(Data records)
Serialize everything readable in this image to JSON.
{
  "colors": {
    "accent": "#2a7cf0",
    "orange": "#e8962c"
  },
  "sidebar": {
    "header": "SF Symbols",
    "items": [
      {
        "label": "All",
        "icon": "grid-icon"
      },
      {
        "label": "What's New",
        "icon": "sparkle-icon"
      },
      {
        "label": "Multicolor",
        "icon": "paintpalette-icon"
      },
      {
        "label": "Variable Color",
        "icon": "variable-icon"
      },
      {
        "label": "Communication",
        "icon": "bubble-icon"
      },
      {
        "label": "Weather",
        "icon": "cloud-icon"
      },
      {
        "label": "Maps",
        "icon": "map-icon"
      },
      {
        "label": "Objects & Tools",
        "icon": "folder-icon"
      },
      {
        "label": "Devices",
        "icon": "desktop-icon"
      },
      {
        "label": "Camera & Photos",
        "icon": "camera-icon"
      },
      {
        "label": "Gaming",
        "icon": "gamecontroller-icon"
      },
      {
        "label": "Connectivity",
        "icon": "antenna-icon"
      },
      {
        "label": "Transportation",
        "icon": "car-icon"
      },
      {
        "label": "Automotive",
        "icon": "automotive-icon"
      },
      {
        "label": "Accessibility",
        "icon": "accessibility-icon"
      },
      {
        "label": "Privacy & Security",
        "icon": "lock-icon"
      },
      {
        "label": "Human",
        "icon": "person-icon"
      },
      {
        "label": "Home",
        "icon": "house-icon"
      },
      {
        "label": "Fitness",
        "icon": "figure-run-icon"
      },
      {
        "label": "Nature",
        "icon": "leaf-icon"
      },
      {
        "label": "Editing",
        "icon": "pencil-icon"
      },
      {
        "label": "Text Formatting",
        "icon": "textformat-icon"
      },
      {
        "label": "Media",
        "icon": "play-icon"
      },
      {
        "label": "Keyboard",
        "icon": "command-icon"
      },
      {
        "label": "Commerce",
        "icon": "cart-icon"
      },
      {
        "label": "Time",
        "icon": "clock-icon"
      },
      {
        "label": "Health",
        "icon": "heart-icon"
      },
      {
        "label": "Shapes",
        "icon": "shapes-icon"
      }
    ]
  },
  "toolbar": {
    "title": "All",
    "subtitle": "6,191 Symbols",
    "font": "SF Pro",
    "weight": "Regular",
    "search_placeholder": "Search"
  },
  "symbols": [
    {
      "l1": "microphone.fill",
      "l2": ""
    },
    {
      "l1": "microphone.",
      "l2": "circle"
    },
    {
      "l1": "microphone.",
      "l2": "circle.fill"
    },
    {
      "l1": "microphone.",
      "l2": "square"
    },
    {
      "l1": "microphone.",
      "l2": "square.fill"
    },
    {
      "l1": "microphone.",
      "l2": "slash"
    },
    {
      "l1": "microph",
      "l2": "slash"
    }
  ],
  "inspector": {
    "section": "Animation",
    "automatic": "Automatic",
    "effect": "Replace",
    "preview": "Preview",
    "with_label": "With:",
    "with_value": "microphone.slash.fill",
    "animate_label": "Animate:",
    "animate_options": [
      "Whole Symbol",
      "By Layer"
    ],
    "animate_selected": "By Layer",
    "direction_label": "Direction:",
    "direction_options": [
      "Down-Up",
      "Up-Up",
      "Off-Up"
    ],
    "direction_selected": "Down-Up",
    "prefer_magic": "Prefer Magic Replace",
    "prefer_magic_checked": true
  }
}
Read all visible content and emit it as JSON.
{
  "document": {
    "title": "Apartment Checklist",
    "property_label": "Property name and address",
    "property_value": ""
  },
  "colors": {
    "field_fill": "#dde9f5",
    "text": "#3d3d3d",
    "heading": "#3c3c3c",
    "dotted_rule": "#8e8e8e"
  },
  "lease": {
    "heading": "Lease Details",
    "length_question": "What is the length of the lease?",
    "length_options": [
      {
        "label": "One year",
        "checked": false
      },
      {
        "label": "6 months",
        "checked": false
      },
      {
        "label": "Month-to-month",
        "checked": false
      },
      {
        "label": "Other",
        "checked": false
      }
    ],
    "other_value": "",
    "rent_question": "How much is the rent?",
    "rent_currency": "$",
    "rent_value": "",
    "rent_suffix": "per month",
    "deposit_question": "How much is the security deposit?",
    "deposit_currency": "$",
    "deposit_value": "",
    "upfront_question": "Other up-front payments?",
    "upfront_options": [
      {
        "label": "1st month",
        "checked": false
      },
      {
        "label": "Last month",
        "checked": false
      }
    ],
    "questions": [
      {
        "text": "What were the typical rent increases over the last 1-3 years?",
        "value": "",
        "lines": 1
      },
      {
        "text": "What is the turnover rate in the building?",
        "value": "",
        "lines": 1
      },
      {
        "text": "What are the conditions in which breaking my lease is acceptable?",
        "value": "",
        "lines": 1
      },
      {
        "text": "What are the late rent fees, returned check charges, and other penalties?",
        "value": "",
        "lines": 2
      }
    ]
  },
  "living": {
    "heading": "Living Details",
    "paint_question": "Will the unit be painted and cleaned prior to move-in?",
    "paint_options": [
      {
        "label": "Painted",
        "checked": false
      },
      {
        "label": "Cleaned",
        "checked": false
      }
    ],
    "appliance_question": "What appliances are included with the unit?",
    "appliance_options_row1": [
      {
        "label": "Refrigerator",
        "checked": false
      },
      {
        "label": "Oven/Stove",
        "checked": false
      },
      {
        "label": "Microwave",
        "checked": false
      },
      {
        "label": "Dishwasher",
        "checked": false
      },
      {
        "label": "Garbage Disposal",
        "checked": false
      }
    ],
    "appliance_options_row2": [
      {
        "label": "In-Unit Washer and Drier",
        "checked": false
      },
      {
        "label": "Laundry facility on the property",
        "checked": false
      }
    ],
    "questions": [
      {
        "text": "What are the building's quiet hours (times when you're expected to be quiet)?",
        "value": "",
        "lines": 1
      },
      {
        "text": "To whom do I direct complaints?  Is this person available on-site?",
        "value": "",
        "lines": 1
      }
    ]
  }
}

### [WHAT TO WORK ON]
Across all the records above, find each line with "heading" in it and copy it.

### [RESPONSE]
    "heading": "#3c3c3c",
    "heading": "Lease Details",
    "heading": "Living Details",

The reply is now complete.